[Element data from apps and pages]
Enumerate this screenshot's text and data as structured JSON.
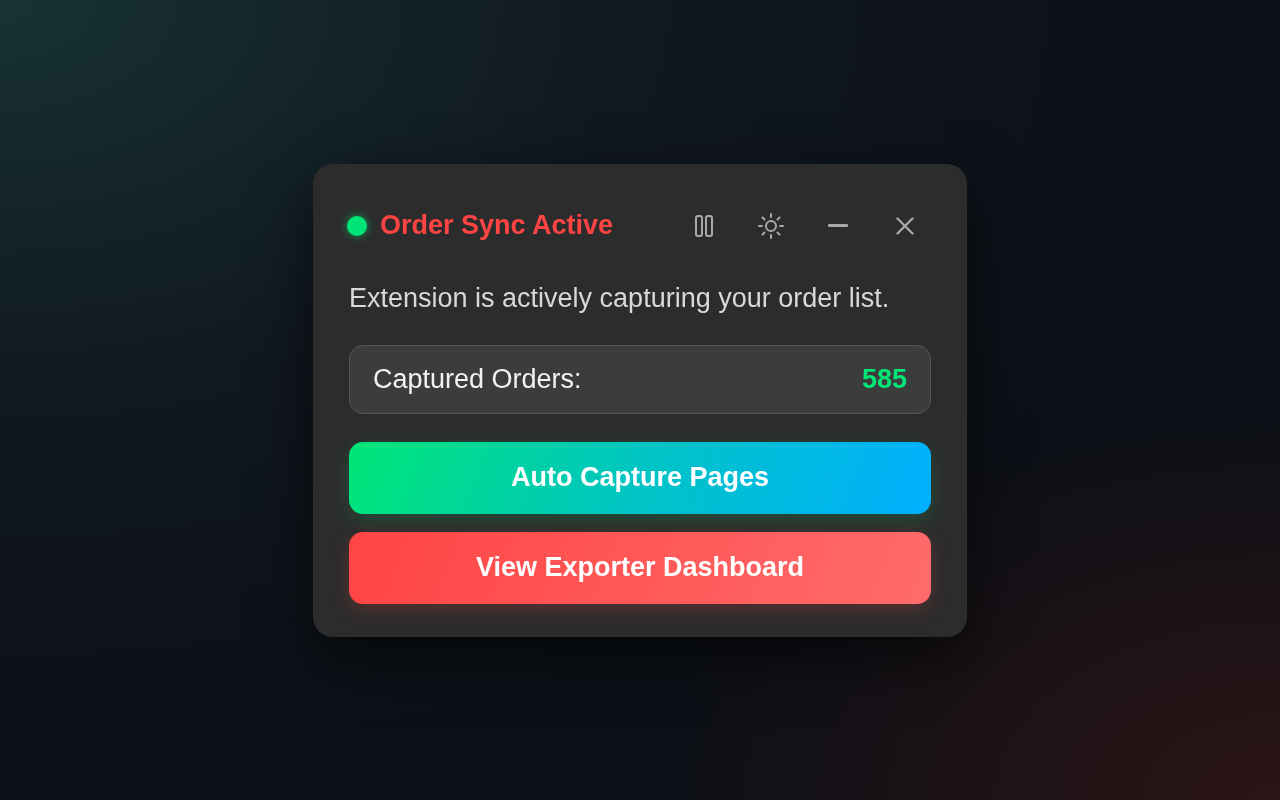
{
  "panel": {
    "status": {
      "active": true
    },
    "title": "Order Sync Active",
    "description": "Extension is actively capturing your order list.",
    "counter": {
      "label": "Captured Orders:",
      "value": "585"
    },
    "buttons": [
      {
        "label": "Auto Capture Pages",
        "kind": "primary"
      },
      {
        "label": "View Exporter Dashboard",
        "kind": "danger"
      }
    ]
  }
}
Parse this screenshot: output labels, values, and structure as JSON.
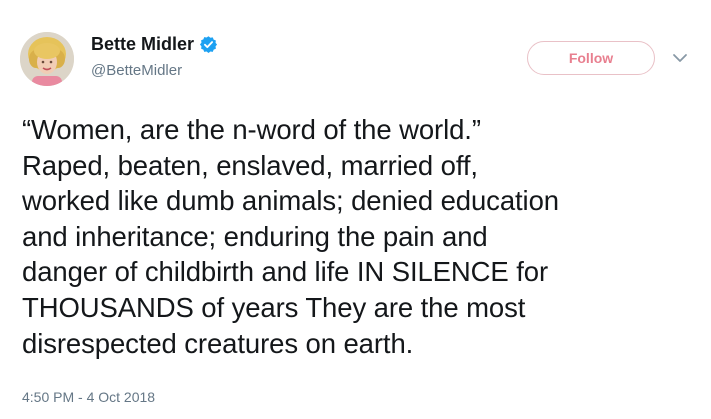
{
  "author": {
    "display_name": "Bette Midler",
    "handle": "@BetteMidler",
    "verified": true,
    "avatar_icon": "avatar-photo"
  },
  "actions": {
    "follow_label": "Follow",
    "menu_icon": "chevron-down-icon"
  },
  "tweet": {
    "text": "“Women, are the n-word of the world.”\nRaped, beaten,  enslaved, married off,\nworked like dumb animals; denied education\nand inheritance; enduring the pain and\ndanger of childbirth and life IN SILENCE for\nTHOUSANDS of years They are the most\ndisrespected creatures on earth.",
    "timestamp": "4:50 PM - 4 Oct 2018"
  },
  "colors": {
    "text": "#14171a",
    "secondary": "#657786",
    "verified_blue": "#1da1f2",
    "follow_accent": "#e87f8f"
  }
}
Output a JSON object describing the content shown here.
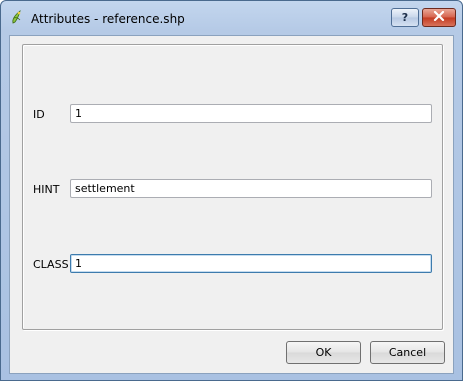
{
  "window": {
    "title": "Attributes - reference.shp",
    "help_label": "?",
    "close_label": "✕"
  },
  "fields": [
    {
      "label": "ID",
      "value": "1"
    },
    {
      "label": "HINT",
      "value": "settlement"
    },
    {
      "label": "CLASS",
      "value": "1"
    }
  ],
  "buttons": {
    "ok_label": "OK",
    "cancel_label": "Cancel"
  }
}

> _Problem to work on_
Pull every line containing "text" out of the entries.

> _Result of the exercise_
Enumerate this screenshot's text and data as structured JSON.
    "text": "“Women, are the n-word of the world.”\nRaped, beaten,  enslaved, married off,\nworked like dumb animals; denied education\nand inheritance; enduring the pain and\ndanger of childbirth and life IN SILENCE for\nTHOUSANDS of years They are the most\ndisrespected creatures on earth.",
    "text": "#14171a",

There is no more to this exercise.